* _TASK INPUT_:
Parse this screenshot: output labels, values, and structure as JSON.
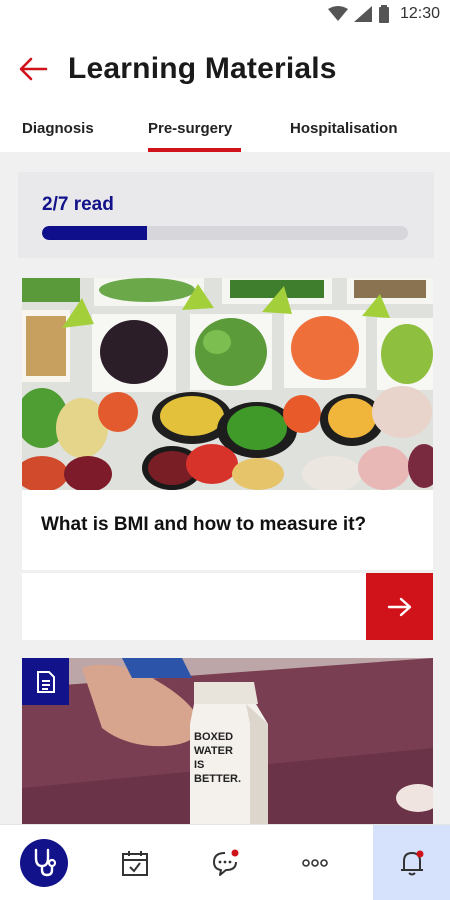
{
  "status_bar": {
    "time": "12:30",
    "icons": [
      "wifi-icon",
      "signal-icon",
      "battery-icon"
    ]
  },
  "header": {
    "back_icon": "arrow-left-icon",
    "title": "Learning Materials"
  },
  "tabs": [
    {
      "label": "Diagnosis",
      "selected": false
    },
    {
      "label": "Pre-surgery",
      "selected": true
    },
    {
      "label": "Hospitalisation",
      "selected": false
    }
  ],
  "progress": {
    "text": "2/7 read",
    "read": 2,
    "total": 7
  },
  "articles": [
    {
      "title": "What is BMI and how to measure it?",
      "image": "vegetable-platters-photo"
    },
    {
      "title": "",
      "image": "yoga-mat-water-carton-photo",
      "badge_icon": "document-icon",
      "carton_text": "BOXED WATER IS BETTER."
    }
  ],
  "action": {
    "icon": "arrow-right-icon"
  },
  "bottom_nav": [
    {
      "name": "stethoscope",
      "icon": "stethoscope-icon",
      "active": true
    },
    {
      "name": "calendar",
      "icon": "calendar-check-icon",
      "active": false
    },
    {
      "name": "messages",
      "icon": "chat-bubble-icon",
      "active": false,
      "notification_dot": true
    },
    {
      "name": "more",
      "icon": "more-dots-icon",
      "active": false
    },
    {
      "name": "notifications",
      "icon": "bell-icon",
      "active": false,
      "notification_dot": true
    }
  ],
  "colors": {
    "accent_red": "#d0121b",
    "brand_navy": "#12128a",
    "progress_track": "#d7d7db",
    "active_nav_bg": "#d6e2fb"
  }
}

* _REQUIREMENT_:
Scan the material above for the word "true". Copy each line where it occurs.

* _ANSWER SECTION_:
      "selected": true
      "active": true
      "notification_dot": true
      "notification_dot": true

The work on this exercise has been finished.